= INFORMATION =
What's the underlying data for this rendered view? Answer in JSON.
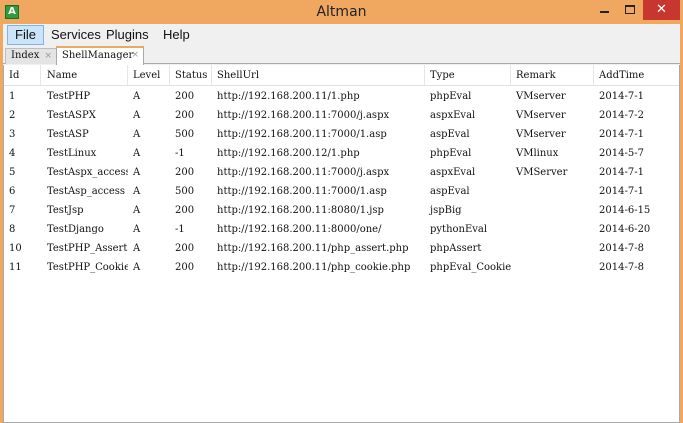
{
  "window": {
    "title": "Altman",
    "app_icon_letter": "A",
    "close_glyph": "✕"
  },
  "menu": {
    "file": "File",
    "services": "Services",
    "plugins": "Plugins",
    "help": "Help"
  },
  "tabs": [
    {
      "label": "Index",
      "close": "×"
    },
    {
      "label": "ShellManager",
      "close": "×"
    }
  ],
  "table": {
    "columns": [
      "Id",
      "Name",
      "Level",
      "Status",
      "ShellUrl",
      "Type",
      "Remark",
      "AddTime"
    ],
    "rows": [
      {
        "id": "1",
        "name": "TestPHP",
        "level": "A",
        "status": "200",
        "url": "http://192.168.200.11/1.php",
        "type": "phpEval",
        "remark": "VMserver",
        "time": "2014-7-1"
      },
      {
        "id": "2",
        "name": "TestASPX",
        "level": "A",
        "status": "200",
        "url": "http://192.168.200.11:7000/j.aspx",
        "type": "aspxEval",
        "remark": "VMserver",
        "time": "2014-7-2"
      },
      {
        "id": "3",
        "name": "TestASP",
        "level": "A",
        "status": "500",
        "url": "http://192.168.200.11:7000/1.asp",
        "type": "aspEval",
        "remark": "VMserver",
        "time": "2014-7-1"
      },
      {
        "id": "4",
        "name": "TestLinux",
        "level": "A",
        "status": "-1",
        "url": "http://192.168.200.12/1.php",
        "type": "phpEval",
        "remark": "VMlinux",
        "time": "2014-5-7"
      },
      {
        "id": "5",
        "name": "TestAspx_access",
        "level": "A",
        "status": "200",
        "url": "http://192.168.200.11:7000/j.aspx",
        "type": "aspxEval",
        "remark": "VMServer",
        "time": "2014-7-1"
      },
      {
        "id": "6",
        "name": "TestAsp_access",
        "level": "A",
        "status": "500",
        "url": "http://192.168.200.11:7000/1.asp",
        "type": "aspEval",
        "remark": "",
        "time": "2014-7-1"
      },
      {
        "id": "7",
        "name": "TestJsp",
        "level": "A",
        "status": "200",
        "url": "http://192.168.200.11:8080/1.jsp",
        "type": "jspBig",
        "remark": "",
        "time": "2014-6-15"
      },
      {
        "id": "8",
        "name": "TestDjango",
        "level": "A",
        "status": "-1",
        "url": "http://192.168.200.11:8000/one/",
        "type": "pythonEval",
        "remark": "",
        "time": "2014-6-20"
      },
      {
        "id": "10",
        "name": "TestPHP_Assert",
        "level": "A",
        "status": "200",
        "url": "http://192.168.200.11/php_assert.php",
        "type": "phpAssert",
        "remark": "",
        "time": "2014-7-8"
      },
      {
        "id": "11",
        "name": "TestPHP_Cookie",
        "level": "A",
        "status": "200",
        "url": "http://192.168.200.11/php_cookie.php",
        "type": "phpEval_Cookie",
        "remark": "",
        "time": "2014-7-8"
      }
    ]
  },
  "colors": {
    "title_bar": "#f0a860",
    "close_button": "#c7372f",
    "menu_active": "#cce4f7"
  }
}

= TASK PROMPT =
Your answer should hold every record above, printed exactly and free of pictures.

= WRITTEN SOLUTION =
What's the underlying data for this rendered view? Answer in JSON.
{
  "window": {
    "title": "Altman",
    "app_icon_letter": "A",
    "close_glyph": "✕"
  },
  "menu": {
    "file": "File",
    "services": "Services",
    "plugins": "Plugins",
    "help": "Help"
  },
  "tabs": [
    {
      "label": "Index",
      "close": "×"
    },
    {
      "label": "ShellManager",
      "close": "×"
    }
  ],
  "table": {
    "columns": [
      "Id",
      "Name",
      "Level",
      "Status",
      "ShellUrl",
      "Type",
      "Remark",
      "AddTime"
    ],
    "rows": [
      {
        "id": "1",
        "name": "TestPHP",
        "level": "A",
        "status": "200",
        "url": "http://192.168.200.11/1.php",
        "type": "phpEval",
        "remark": "VMserver",
        "time": "2014-7-1"
      },
      {
        "id": "2",
        "name": "TestASPX",
        "level": "A",
        "status": "200",
        "url": "http://192.168.200.11:7000/j.aspx",
        "type": "aspxEval",
        "remark": "VMserver",
        "time": "2014-7-2"
      },
      {
        "id": "3",
        "name": "TestASP",
        "level": "A",
        "status": "500",
        "url": "http://192.168.200.11:7000/1.asp",
        "type": "aspEval",
        "remark": "VMserver",
        "time": "2014-7-1"
      },
      {
        "id": "4",
        "name": "TestLinux",
        "level": "A",
        "status": "-1",
        "url": "http://192.168.200.12/1.php",
        "type": "phpEval",
        "remark": "VMlinux",
        "time": "2014-5-7"
      },
      {
        "id": "5",
        "name": "TestAspx_access",
        "level": "A",
        "status": "200",
        "url": "http://192.168.200.11:7000/j.aspx",
        "type": "aspxEval",
        "remark": "VMServer",
        "time": "2014-7-1"
      },
      {
        "id": "6",
        "name": "TestAsp_access",
        "level": "A",
        "status": "500",
        "url": "http://192.168.200.11:7000/1.asp",
        "type": "aspEval",
        "remark": "",
        "time": "2014-7-1"
      },
      {
        "id": "7",
        "name": "TestJsp",
        "level": "A",
        "status": "200",
        "url": "http://192.168.200.11:8080/1.jsp",
        "type": "jspBig",
        "remark": "",
        "time": "2014-6-15"
      },
      {
        "id": "8",
        "name": "TestDjango",
        "level": "A",
        "status": "-1",
        "url": "http://192.168.200.11:8000/one/",
        "type": "pythonEval",
        "remark": "",
        "time": "2014-6-20"
      },
      {
        "id": "10",
        "name": "TestPHP_Assert",
        "level": "A",
        "status": "200",
        "url": "http://192.168.200.11/php_assert.php",
        "type": "phpAssert",
        "remark": "",
        "time": "2014-7-8"
      },
      {
        "id": "11",
        "name": "TestPHP_Cookie",
        "level": "A",
        "status": "200",
        "url": "http://192.168.200.11/php_cookie.php",
        "type": "phpEval_Cookie",
        "remark": "",
        "time": "2014-7-8"
      }
    ]
  },
  "colors": {
    "title_bar": "#f0a860",
    "close_button": "#c7372f",
    "menu_active": "#cce4f7"
  }
}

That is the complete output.